(App and web page records)

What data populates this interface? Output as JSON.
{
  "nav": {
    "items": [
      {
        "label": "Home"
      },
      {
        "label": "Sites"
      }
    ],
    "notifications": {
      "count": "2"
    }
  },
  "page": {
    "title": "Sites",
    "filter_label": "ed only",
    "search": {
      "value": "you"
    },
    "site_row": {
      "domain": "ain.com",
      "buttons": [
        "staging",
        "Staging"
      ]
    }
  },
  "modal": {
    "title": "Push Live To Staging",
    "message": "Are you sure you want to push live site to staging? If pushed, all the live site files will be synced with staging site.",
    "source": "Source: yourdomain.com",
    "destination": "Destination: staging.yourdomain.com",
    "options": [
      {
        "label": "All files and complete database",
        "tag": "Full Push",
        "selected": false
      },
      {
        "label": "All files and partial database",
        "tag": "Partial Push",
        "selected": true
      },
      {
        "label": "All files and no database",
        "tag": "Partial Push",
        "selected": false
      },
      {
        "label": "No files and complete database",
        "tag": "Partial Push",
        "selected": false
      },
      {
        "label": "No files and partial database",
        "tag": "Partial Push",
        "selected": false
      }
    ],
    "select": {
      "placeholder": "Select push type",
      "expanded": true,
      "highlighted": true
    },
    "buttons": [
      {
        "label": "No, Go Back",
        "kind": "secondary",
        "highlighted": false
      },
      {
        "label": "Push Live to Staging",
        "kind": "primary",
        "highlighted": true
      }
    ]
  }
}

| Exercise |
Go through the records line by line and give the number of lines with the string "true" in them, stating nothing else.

| Finished task |
4